Air-gen, a special paint on your house that also powers your lights using renewable energy drawn from the air. That might sound too good to be true, but researchers at the University of Massachusetts Amherst think it could be one of many future uses for a new technology they have developed — a device called the Air-gen that can, as its name suggests, generate electricity from moisture in the air.
The device is a unique collaboration between engineering and biology. Its origins lie within a microbe called Geobacter that study coauthor Derek Lovley discovered in the mud of the Potomac River more than 30 years ago.
After studying the microbe, Lovley realized that it could produce protein nanowires that conduct electricity.

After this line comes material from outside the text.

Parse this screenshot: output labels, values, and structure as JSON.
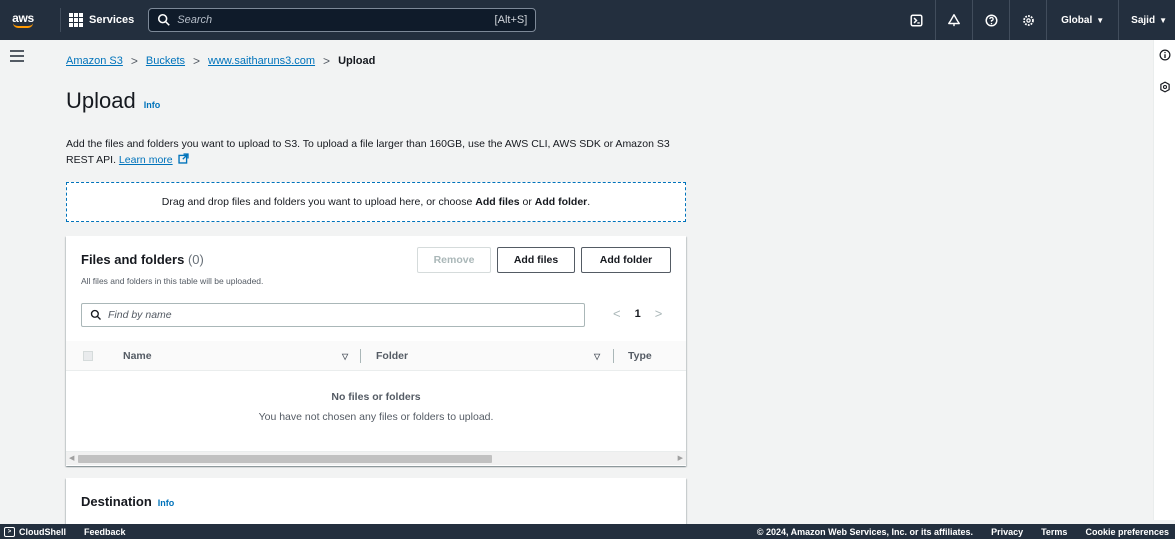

Lovley and Yao then joined forces to see if there were practical applications for the microbe’s power.
The Air-gen consists of a thin film of the protein nanowires measuring just 7 micrometres thick, positioned between two electrodes, but also exposed to the air.

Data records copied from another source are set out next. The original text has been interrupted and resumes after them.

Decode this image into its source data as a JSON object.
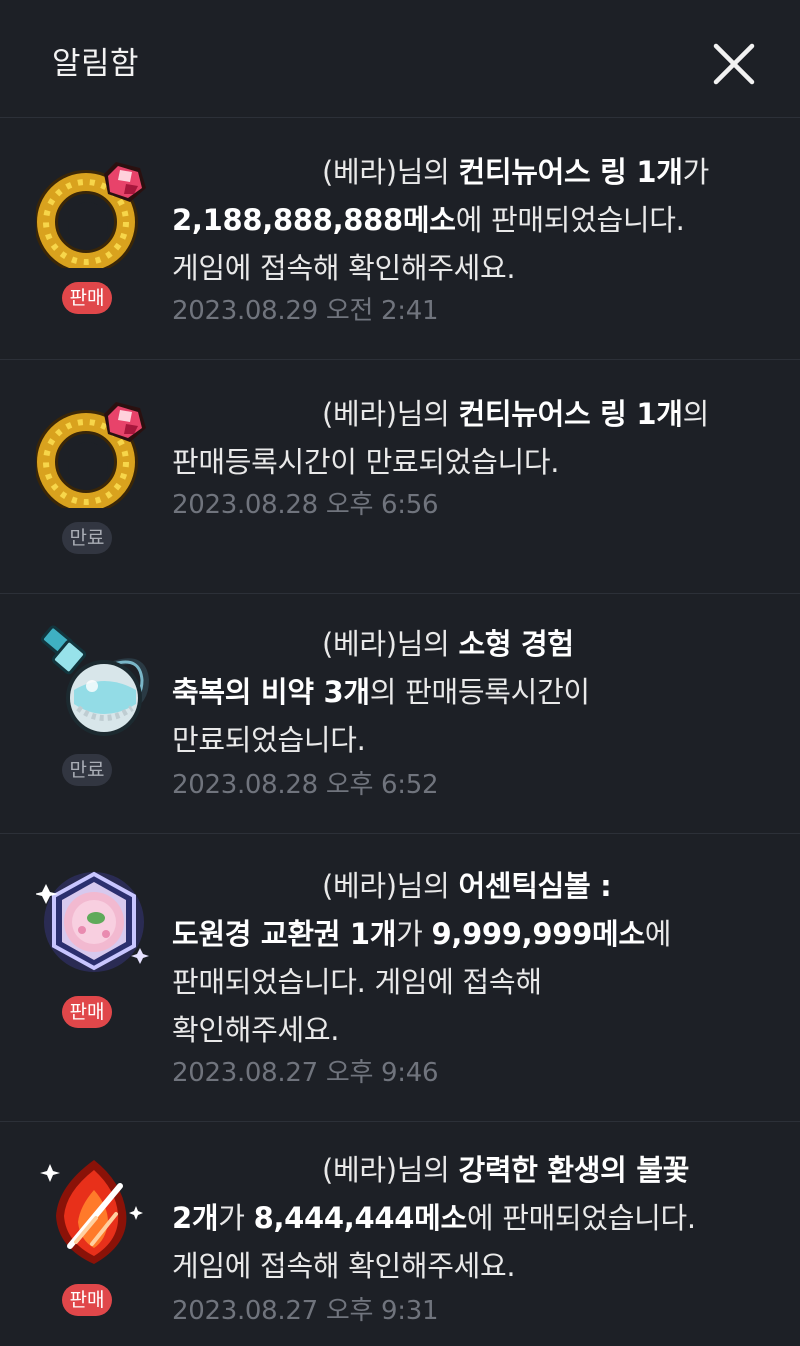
{
  "header": {
    "title": "알림함",
    "close_icon": "close-icon"
  },
  "notifications": [
    {
      "icon": "ring-icon",
      "badge": "판매",
      "badge_type": "sold",
      "server": "(베라)",
      "t1": "님의 ",
      "item": "컨티뉴어스 링 1개",
      "t2": "가",
      "price": "2,188,888,888메소",
      "t3": "에 판매되었습니다.",
      "t4": "게임에 접속해 확인해주세요.",
      "time": "2023.08.29 오전 2:41"
    },
    {
      "icon": "ring-icon",
      "badge": "만료",
      "badge_type": "expired",
      "server": "(베라)",
      "t1": "님의 ",
      "item": "컨티뉴어스 링 1개",
      "t2": "의",
      "t3": "판매등록시간이 만료되었습니다.",
      "time": "2023.08.28 오후 6:56"
    },
    {
      "icon": "potion-icon",
      "badge": "만료",
      "badge_type": "expired",
      "server": "(베라)",
      "t1": "님의 ",
      "item_a": "소형 경험",
      "item_b": "축복의 비약 3개",
      "t2": "의 판매등록시간이",
      "t3": "만료되었습니다.",
      "time": "2023.08.28 오후 6:52"
    },
    {
      "icon": "symbol-icon",
      "badge": "판매",
      "badge_type": "sold",
      "server": "(베라)",
      "t1": "님의 ",
      "item_a": "어센틱심볼 :",
      "item_b": "도원경 교환권 1개",
      "t2": "가 ",
      "price": "9,999,999메소",
      "t3": "에",
      "t4": "판매되었습니다. 게임에 접속해",
      "t5": "확인해주세요.",
      "time": "2023.08.27 오후 9:46"
    },
    {
      "icon": "flame-icon",
      "badge": "판매",
      "badge_type": "sold",
      "server": "(베라)",
      "t1": "님의 ",
      "item_a": "강력한 환생의 불꽃",
      "item_b": "2개",
      "t2": "가 ",
      "price": "8,444,444메소",
      "t3": "에 판매되었습니다.",
      "t4": "게임에 접속해 확인해주세요.",
      "time": "2023.08.27 오후 9:31"
    }
  ],
  "colors": {
    "background": "#1d2026",
    "sold_badge": "#e0474a",
    "expired_badge": "#323641",
    "timestamp": "#70747d"
  }
}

Because of that exposure, the nanowire film is able to adsorb water vapour that exists in the atmosphere, enabling the device to generate a continuous electrical current conducted between the two electrodes.

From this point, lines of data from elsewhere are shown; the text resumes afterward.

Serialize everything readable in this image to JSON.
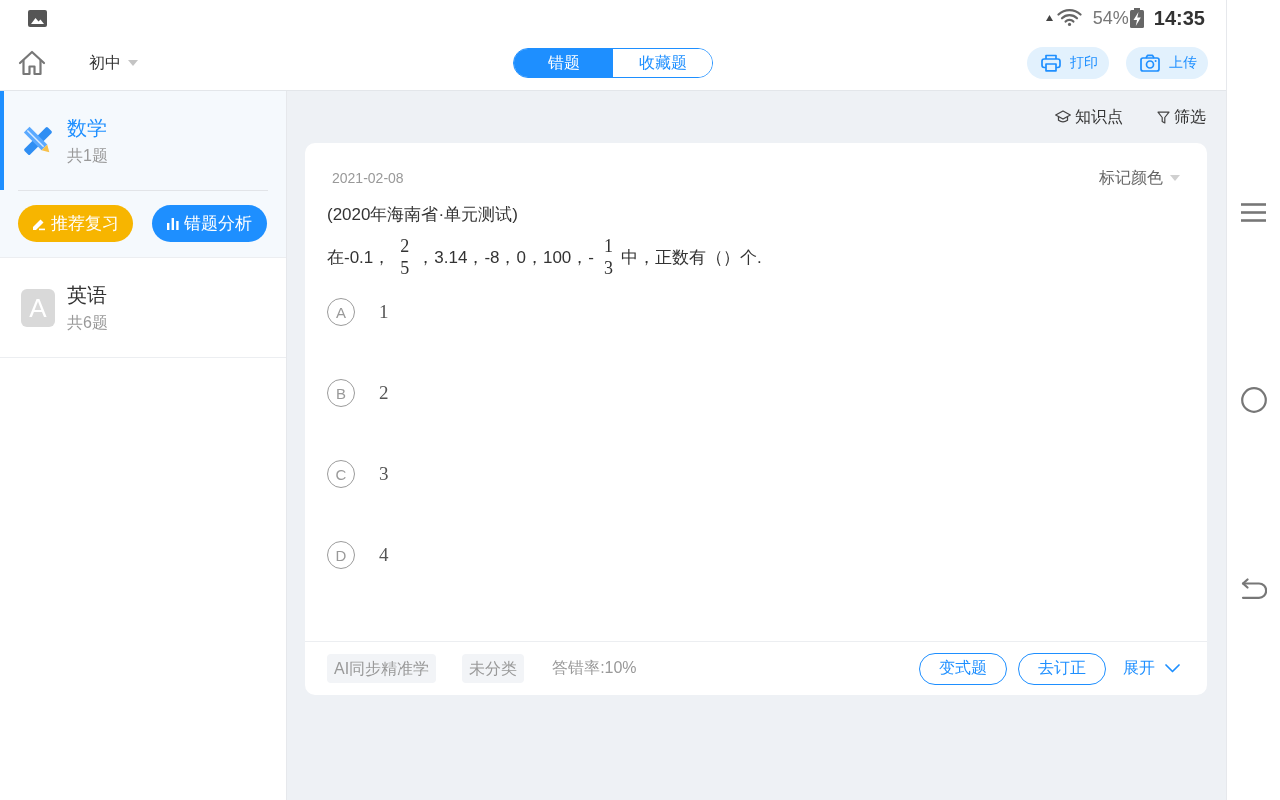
{
  "status_bar": {
    "battery": "54%",
    "time": "14:35"
  },
  "top_bar": {
    "grade": "初中",
    "tabs": [
      {
        "label": "错题",
        "selected": true
      },
      {
        "label": "收藏题",
        "selected": false
      }
    ],
    "actions": [
      {
        "kind": "print",
        "label": "打印"
      },
      {
        "kind": "upload",
        "label": "上传"
      }
    ]
  },
  "sidebar": {
    "subjects": [
      {
        "kind": "math",
        "name": "数学",
        "count": "共1题",
        "selected": true,
        "actions": [
          {
            "kind": "review",
            "label": "推荐复习"
          },
          {
            "kind": "analysis",
            "label": "错题分析"
          }
        ]
      },
      {
        "kind": "english",
        "icon_letter": "A",
        "name": "英语",
        "count": "共6题",
        "selected": false
      }
    ]
  },
  "toolbar": [
    {
      "kind": "knowledge",
      "label": "知识点"
    },
    {
      "kind": "filter",
      "label": "筛选"
    }
  ],
  "question_card": {
    "date": "2021-02-08",
    "mark_color": "标记颜色",
    "source": "(2020年海南省·单元测试)",
    "question": [
      {
        "kind": "text",
        "text": "在-0.1，"
      },
      {
        "kind": "fraction",
        "numerator": "2",
        "denominator": "5"
      },
      {
        "kind": "text",
        "text": "，3.14，-8，0，100，-"
      },
      {
        "kind": "fraction",
        "numerator": "1",
        "denominator": "3"
      },
      {
        "kind": "text",
        "text": "中，正数有（）个."
      }
    ],
    "options": [
      {
        "letter": "A",
        "value": "1"
      },
      {
        "letter": "B",
        "value": "2"
      },
      {
        "letter": "C",
        "value": "3"
      },
      {
        "letter": "D",
        "value": "4"
      }
    ],
    "tags": [
      "AI同步精准学",
      "未分类"
    ],
    "error_rate": "答错率:10%",
    "buttons": [
      "变式题",
      "去订正"
    ],
    "expand": "展开"
  }
}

Currently, 17 of these devices linked together can generate enough electricity to power a cell phone. While it requires some humidity, it can work in places as dry as the Sahara Desert.
The researchers hope to develop commercial applications for their device, which, Lovley argued in the press release, has major advantages over other sources of renewable energy like wind or solar since it can be used anywhere, even indoors.
Shorter term uses would include an Air-gen “patch” that would power Fitbits or smart watches, or a device that would power cell phones, eliminating the need for re-charging.
Reference- Science Alert, Journal Nature, Futurism, Clean Technica